**WORK ORDER**: Filter the data for lines with the word "JSON", then copy every line so identified.

Website and app data records:
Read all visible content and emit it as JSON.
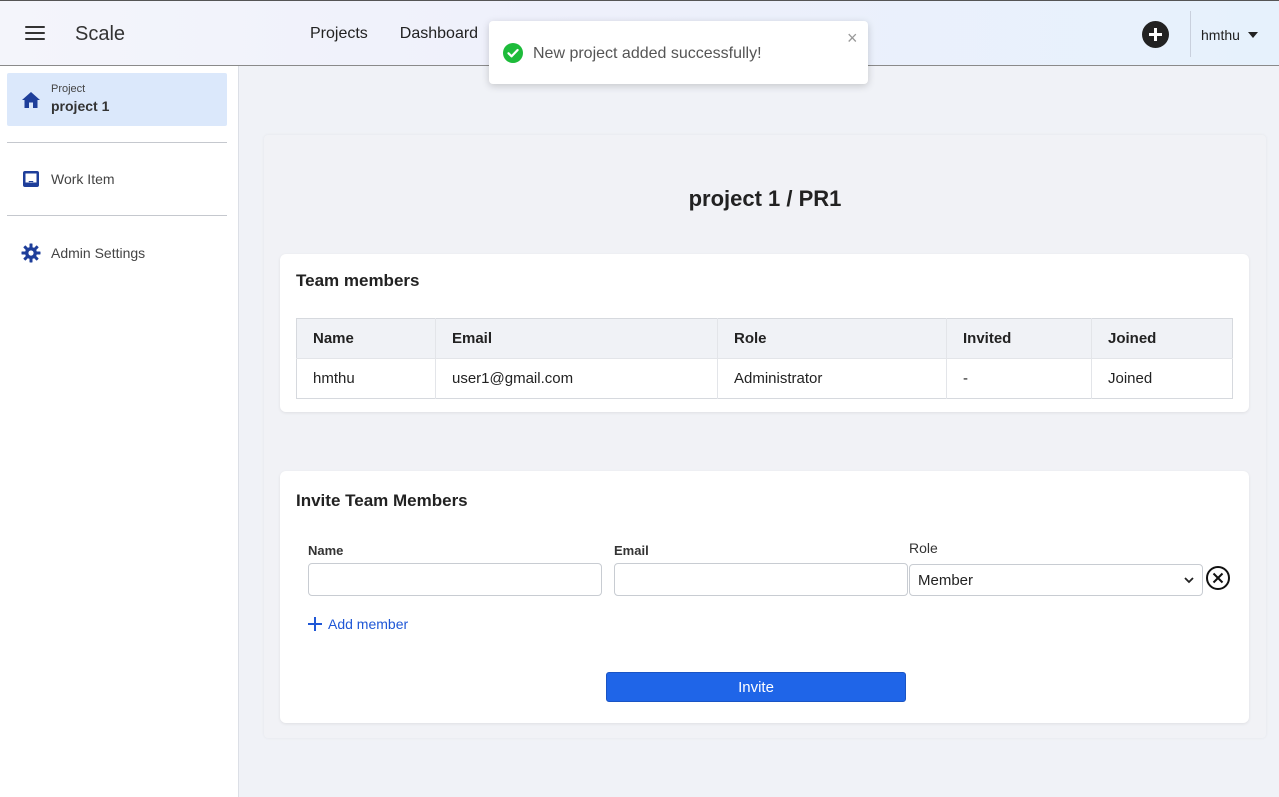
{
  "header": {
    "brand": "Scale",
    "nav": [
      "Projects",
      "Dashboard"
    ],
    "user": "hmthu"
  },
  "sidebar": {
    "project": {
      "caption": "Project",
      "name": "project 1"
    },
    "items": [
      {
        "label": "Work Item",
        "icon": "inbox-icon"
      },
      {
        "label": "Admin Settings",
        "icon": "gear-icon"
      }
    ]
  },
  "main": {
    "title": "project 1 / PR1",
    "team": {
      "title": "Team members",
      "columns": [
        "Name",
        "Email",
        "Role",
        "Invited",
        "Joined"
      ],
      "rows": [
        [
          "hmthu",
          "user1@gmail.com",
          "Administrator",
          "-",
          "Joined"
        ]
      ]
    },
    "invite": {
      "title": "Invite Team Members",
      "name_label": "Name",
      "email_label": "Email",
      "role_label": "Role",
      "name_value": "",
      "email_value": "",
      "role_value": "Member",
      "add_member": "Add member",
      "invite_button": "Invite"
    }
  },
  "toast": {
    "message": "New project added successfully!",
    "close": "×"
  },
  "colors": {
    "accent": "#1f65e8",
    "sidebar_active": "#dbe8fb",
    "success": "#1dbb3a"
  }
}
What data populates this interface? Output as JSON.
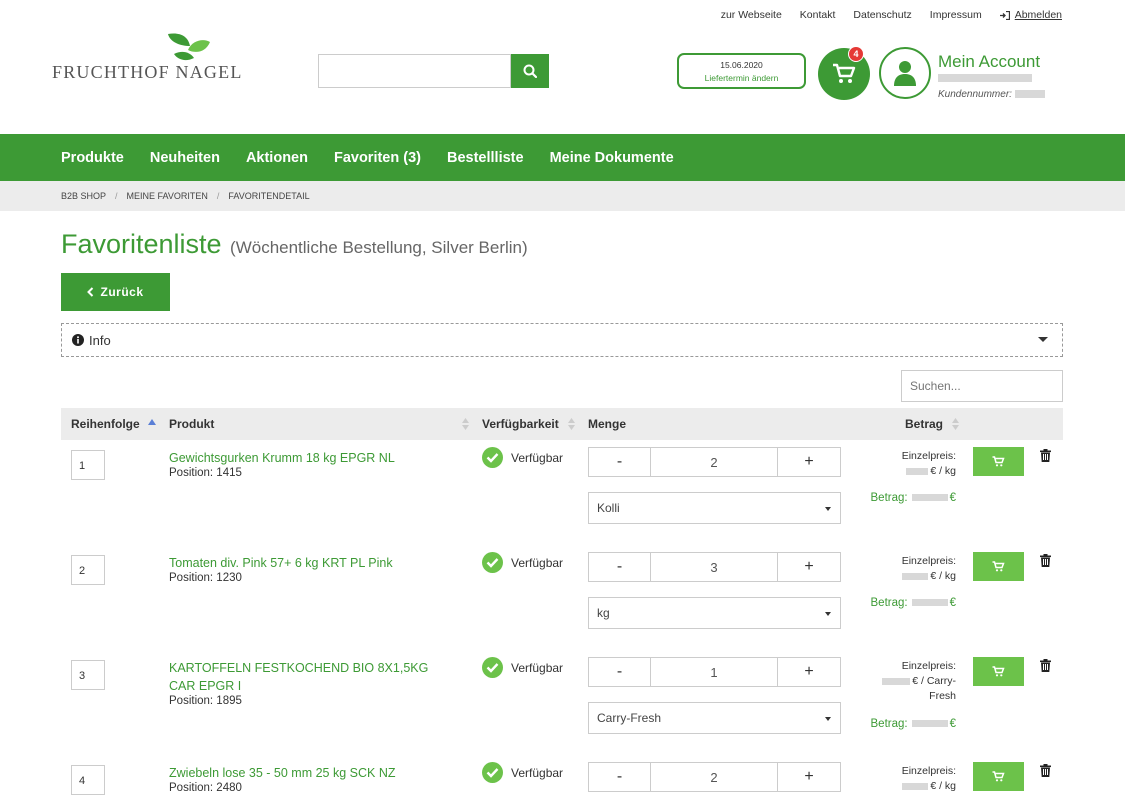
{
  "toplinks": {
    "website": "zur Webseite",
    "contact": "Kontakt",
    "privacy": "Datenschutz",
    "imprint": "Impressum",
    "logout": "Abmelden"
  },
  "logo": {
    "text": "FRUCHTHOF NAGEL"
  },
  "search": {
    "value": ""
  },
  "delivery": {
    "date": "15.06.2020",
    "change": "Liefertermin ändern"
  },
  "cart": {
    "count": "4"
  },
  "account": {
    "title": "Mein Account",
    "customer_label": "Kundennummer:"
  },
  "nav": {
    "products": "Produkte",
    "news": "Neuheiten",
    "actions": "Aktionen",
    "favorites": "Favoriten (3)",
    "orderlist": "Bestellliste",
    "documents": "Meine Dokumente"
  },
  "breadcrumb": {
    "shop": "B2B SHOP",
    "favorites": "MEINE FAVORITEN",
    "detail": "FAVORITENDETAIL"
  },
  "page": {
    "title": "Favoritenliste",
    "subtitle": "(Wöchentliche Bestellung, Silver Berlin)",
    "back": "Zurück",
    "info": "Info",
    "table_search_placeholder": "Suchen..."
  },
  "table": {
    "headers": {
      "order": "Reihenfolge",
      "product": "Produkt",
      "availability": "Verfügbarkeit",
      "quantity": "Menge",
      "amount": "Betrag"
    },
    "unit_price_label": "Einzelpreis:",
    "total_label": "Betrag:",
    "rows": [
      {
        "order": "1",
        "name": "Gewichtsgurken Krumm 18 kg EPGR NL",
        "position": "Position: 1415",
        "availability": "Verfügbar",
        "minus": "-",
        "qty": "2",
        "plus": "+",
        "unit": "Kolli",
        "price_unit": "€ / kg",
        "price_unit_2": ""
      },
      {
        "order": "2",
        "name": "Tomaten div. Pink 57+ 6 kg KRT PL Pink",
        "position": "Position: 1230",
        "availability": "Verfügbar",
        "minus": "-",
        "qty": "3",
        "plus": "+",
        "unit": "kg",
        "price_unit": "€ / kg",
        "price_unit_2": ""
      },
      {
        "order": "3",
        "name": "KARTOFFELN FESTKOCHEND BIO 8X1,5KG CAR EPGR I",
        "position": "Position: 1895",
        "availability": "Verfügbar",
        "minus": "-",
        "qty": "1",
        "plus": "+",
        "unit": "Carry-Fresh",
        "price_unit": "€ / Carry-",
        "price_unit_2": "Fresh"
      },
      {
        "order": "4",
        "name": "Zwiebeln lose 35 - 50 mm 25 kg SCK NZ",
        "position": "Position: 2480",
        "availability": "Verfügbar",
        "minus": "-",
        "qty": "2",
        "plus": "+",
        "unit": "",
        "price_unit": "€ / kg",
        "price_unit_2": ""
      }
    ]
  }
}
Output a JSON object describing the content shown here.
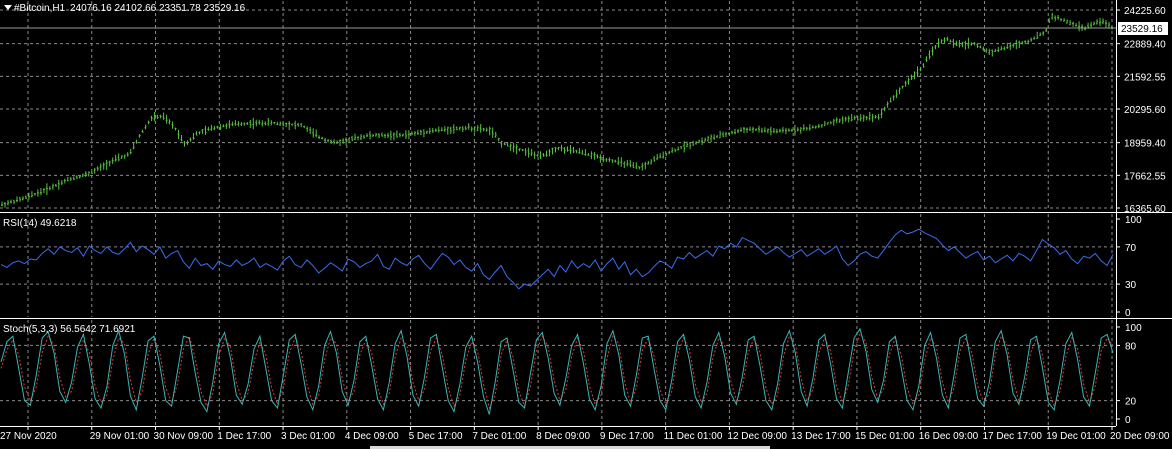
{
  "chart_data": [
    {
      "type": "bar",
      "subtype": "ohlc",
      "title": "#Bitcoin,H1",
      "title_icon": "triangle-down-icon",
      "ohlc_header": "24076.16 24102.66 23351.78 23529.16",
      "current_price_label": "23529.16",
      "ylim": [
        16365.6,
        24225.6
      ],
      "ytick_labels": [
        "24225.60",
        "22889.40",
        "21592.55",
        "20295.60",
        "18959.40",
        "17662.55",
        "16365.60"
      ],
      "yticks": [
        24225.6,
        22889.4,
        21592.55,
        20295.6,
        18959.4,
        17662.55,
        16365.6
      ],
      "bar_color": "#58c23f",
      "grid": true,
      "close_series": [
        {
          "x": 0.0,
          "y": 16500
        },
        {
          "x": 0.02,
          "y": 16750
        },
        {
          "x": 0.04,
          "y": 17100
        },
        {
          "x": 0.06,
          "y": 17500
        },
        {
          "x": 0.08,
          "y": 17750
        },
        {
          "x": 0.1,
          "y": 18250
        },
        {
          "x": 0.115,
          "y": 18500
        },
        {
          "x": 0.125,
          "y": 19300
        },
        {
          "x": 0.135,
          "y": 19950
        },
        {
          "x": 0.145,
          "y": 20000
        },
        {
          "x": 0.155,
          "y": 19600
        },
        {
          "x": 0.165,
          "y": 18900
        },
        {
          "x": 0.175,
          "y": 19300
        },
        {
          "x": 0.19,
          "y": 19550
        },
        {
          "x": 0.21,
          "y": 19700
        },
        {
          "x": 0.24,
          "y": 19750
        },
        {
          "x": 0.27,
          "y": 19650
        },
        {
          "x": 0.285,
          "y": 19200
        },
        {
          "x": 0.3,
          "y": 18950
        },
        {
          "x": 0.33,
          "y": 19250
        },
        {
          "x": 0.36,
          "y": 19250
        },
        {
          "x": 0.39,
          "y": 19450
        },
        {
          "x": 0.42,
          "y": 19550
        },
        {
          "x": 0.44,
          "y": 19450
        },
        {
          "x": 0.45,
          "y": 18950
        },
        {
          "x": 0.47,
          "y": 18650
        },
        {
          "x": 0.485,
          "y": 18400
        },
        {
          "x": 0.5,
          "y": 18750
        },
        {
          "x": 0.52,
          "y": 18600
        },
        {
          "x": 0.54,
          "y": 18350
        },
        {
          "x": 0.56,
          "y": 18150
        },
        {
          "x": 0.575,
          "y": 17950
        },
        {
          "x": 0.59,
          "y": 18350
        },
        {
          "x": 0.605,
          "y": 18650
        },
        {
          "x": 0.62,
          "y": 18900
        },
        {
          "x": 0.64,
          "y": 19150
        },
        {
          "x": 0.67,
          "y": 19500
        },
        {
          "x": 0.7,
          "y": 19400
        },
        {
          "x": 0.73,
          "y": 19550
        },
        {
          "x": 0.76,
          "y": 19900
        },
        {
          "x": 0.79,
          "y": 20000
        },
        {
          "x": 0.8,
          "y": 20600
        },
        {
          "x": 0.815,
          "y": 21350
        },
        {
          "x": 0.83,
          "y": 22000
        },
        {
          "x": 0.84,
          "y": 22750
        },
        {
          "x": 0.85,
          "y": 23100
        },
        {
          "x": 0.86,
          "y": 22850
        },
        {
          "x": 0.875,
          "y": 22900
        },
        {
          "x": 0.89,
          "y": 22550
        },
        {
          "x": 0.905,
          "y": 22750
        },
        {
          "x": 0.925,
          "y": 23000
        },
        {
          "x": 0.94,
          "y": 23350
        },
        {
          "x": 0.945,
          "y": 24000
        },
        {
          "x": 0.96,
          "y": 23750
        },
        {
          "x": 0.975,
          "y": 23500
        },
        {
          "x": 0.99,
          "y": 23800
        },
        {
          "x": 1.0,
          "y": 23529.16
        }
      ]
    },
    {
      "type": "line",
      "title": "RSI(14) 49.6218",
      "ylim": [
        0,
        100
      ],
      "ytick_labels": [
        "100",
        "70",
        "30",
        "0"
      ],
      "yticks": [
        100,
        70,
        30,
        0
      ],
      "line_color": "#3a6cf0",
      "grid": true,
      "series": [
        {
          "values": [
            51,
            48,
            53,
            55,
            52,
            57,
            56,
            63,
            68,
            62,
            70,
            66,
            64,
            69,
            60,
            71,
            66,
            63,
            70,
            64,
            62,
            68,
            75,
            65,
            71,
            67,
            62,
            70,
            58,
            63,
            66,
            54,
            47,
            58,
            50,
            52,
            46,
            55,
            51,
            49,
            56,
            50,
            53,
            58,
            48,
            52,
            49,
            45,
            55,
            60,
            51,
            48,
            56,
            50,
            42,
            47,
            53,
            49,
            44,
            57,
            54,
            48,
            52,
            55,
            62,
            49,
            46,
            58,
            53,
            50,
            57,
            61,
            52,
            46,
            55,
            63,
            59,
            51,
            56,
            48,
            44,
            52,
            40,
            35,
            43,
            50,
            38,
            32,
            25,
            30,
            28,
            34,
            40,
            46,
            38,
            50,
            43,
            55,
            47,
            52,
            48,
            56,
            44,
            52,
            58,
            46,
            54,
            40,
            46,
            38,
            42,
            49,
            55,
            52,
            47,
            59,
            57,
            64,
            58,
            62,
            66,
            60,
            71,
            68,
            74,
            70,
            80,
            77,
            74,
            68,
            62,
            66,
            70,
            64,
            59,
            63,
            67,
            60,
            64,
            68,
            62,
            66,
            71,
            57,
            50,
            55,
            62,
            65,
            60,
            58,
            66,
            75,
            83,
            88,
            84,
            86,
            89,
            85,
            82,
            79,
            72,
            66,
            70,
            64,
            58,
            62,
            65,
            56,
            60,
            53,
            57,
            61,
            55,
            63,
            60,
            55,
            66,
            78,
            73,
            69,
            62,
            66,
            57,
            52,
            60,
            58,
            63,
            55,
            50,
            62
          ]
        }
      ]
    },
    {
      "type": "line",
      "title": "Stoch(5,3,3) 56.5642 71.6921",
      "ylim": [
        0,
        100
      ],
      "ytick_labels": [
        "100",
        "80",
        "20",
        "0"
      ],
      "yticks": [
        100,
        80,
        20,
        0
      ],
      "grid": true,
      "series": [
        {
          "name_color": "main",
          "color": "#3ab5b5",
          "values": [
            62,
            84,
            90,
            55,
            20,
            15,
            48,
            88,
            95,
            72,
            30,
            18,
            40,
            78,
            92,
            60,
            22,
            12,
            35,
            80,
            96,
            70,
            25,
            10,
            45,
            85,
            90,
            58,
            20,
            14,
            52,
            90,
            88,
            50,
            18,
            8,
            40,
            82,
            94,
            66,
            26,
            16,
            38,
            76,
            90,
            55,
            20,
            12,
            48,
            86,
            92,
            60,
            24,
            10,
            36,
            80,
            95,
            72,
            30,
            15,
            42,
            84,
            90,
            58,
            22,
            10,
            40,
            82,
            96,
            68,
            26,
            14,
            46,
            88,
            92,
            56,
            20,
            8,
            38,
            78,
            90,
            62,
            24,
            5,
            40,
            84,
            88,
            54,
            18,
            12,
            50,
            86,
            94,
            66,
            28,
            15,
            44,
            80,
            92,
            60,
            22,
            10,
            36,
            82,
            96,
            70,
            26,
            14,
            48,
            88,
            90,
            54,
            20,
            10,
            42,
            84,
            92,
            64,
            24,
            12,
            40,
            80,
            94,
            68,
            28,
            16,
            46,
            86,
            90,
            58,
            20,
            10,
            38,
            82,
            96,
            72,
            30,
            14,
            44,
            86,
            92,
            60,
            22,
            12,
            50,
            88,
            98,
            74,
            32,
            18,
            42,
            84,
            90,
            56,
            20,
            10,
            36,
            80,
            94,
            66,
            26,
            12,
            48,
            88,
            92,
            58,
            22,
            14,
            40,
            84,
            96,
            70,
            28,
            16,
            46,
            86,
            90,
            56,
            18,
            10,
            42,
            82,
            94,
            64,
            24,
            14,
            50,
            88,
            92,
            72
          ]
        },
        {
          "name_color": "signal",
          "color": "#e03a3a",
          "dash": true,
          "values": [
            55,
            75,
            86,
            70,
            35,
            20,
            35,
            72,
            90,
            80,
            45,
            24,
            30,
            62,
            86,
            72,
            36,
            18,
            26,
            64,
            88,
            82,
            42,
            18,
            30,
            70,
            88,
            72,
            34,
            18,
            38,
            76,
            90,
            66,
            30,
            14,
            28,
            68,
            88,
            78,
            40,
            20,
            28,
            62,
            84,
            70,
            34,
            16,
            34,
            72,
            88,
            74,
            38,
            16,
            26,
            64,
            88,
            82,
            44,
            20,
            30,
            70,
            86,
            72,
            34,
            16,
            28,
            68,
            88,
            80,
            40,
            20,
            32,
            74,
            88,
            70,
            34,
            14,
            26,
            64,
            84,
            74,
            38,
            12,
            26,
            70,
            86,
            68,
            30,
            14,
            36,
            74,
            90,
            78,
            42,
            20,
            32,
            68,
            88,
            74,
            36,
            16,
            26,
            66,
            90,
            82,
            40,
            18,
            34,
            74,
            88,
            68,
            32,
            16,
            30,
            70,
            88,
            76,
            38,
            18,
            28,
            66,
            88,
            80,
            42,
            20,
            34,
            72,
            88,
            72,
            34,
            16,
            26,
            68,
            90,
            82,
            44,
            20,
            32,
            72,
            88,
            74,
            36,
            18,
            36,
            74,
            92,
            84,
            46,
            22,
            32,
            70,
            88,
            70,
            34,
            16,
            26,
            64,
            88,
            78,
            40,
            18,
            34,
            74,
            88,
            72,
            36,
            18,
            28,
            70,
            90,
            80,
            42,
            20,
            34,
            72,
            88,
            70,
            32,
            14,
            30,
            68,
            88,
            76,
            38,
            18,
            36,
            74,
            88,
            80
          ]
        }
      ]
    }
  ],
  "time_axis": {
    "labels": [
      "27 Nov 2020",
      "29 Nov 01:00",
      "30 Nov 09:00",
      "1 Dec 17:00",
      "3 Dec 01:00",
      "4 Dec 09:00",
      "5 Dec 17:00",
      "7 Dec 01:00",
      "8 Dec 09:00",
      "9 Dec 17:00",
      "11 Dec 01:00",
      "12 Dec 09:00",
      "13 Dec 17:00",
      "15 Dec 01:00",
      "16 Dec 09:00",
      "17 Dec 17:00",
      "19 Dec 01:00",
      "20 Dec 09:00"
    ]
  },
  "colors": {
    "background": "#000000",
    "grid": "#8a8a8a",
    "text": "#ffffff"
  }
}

**EXERCISE OUTPUT**:
Read all visible content and emit it as JSON.
What data populates this interface? Output as JSON.
Output a JSON object describing the content shown here.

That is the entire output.